WHAT YOU NEED TO DO:
Every line below that contains the word "size" must be copied.

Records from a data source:
..........
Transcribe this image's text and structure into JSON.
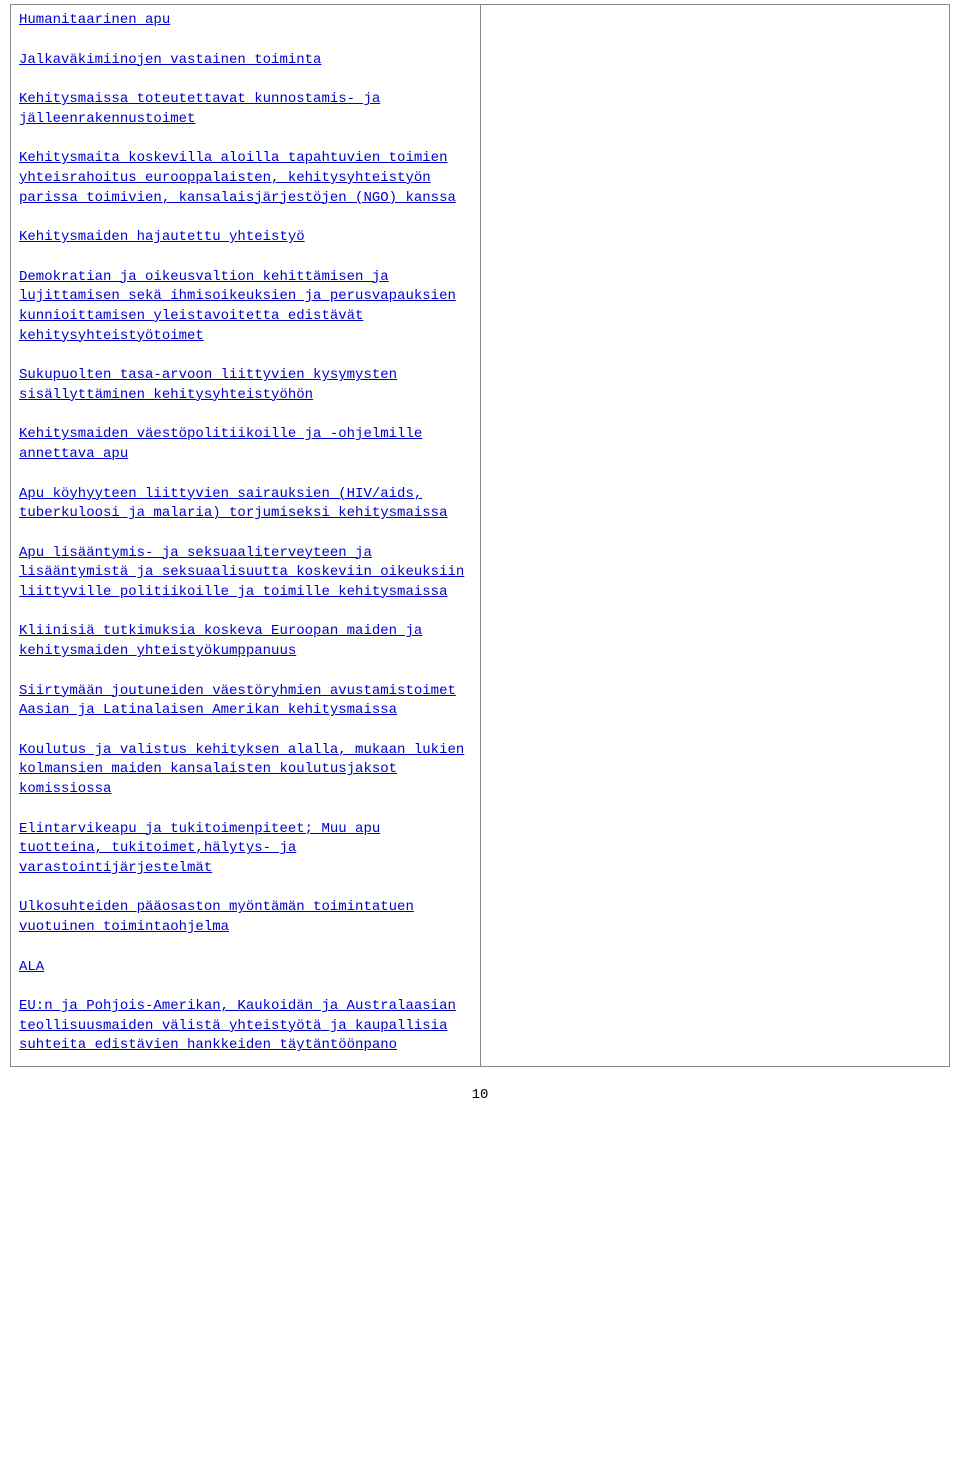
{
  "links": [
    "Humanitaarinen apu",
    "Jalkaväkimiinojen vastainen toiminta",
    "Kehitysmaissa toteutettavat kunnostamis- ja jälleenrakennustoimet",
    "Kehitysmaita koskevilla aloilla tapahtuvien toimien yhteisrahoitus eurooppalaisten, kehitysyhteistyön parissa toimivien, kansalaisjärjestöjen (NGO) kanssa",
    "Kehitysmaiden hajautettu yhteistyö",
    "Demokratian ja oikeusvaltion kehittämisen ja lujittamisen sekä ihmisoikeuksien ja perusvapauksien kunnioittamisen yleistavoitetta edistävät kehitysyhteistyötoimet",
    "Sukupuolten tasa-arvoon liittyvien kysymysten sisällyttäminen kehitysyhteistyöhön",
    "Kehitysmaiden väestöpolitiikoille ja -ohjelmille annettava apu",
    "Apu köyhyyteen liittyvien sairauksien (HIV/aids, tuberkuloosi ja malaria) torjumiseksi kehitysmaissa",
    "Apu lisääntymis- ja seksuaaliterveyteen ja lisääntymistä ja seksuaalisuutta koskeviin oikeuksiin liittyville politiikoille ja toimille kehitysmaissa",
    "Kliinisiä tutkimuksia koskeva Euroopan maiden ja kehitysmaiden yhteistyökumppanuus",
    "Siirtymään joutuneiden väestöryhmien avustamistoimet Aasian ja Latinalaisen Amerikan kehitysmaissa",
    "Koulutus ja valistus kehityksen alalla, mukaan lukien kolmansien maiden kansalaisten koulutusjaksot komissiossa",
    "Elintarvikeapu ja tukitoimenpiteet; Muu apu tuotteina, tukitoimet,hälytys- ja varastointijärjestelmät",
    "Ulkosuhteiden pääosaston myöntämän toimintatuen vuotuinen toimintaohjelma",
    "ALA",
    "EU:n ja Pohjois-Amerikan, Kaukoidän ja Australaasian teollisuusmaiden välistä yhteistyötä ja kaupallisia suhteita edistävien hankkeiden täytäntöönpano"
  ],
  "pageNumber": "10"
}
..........
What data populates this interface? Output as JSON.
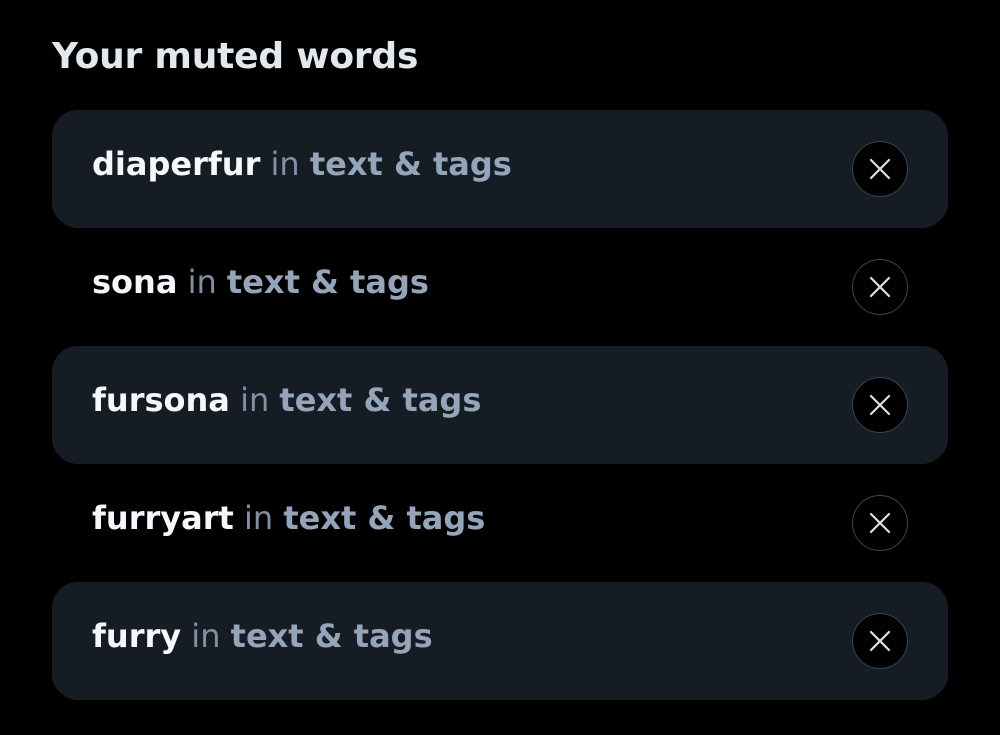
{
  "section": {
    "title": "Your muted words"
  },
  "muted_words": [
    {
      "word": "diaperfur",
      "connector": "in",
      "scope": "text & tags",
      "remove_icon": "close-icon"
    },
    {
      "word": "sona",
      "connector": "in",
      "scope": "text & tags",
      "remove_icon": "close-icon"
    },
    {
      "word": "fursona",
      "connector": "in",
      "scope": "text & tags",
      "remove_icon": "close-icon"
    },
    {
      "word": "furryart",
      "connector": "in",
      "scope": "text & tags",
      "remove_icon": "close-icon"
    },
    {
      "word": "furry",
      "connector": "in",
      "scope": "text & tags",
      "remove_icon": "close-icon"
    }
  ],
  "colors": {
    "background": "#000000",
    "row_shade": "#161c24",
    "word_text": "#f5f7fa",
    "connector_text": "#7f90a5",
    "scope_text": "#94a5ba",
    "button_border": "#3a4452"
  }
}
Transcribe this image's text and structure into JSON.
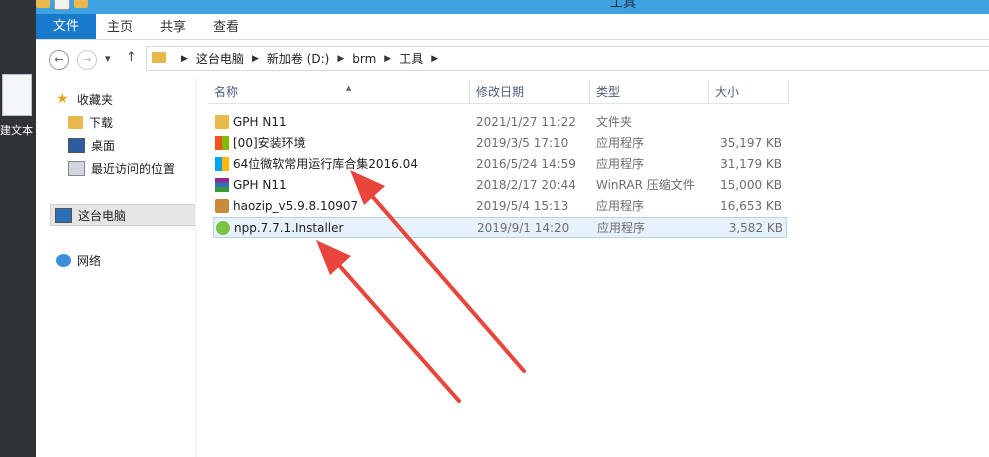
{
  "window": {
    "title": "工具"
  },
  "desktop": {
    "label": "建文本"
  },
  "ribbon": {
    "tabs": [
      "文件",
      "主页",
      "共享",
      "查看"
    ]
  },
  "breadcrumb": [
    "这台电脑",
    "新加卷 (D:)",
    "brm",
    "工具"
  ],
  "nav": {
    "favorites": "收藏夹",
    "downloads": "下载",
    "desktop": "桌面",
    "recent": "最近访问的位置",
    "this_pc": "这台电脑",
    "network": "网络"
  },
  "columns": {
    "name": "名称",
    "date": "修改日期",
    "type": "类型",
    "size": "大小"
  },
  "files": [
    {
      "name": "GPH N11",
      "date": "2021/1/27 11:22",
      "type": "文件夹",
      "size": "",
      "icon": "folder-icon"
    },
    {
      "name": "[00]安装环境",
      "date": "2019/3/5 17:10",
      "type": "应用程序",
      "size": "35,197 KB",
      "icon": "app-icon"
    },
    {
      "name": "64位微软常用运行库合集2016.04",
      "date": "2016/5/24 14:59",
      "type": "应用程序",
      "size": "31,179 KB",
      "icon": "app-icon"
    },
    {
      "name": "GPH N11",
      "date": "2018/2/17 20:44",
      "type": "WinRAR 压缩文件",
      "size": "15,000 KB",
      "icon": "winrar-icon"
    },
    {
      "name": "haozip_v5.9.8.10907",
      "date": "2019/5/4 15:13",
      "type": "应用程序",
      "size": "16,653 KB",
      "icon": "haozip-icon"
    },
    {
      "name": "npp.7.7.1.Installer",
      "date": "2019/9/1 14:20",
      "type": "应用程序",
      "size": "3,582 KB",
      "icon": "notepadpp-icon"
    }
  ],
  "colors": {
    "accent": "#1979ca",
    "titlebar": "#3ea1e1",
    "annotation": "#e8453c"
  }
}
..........
ANSWER SECTION:
    "size": "大小"
      "size": "",
      "size": "35,197 KB",
      "size": "31,179 KB",
      "size": "15,000 KB",
      "size": "16,653 KB",
      "size": "3,582 KB",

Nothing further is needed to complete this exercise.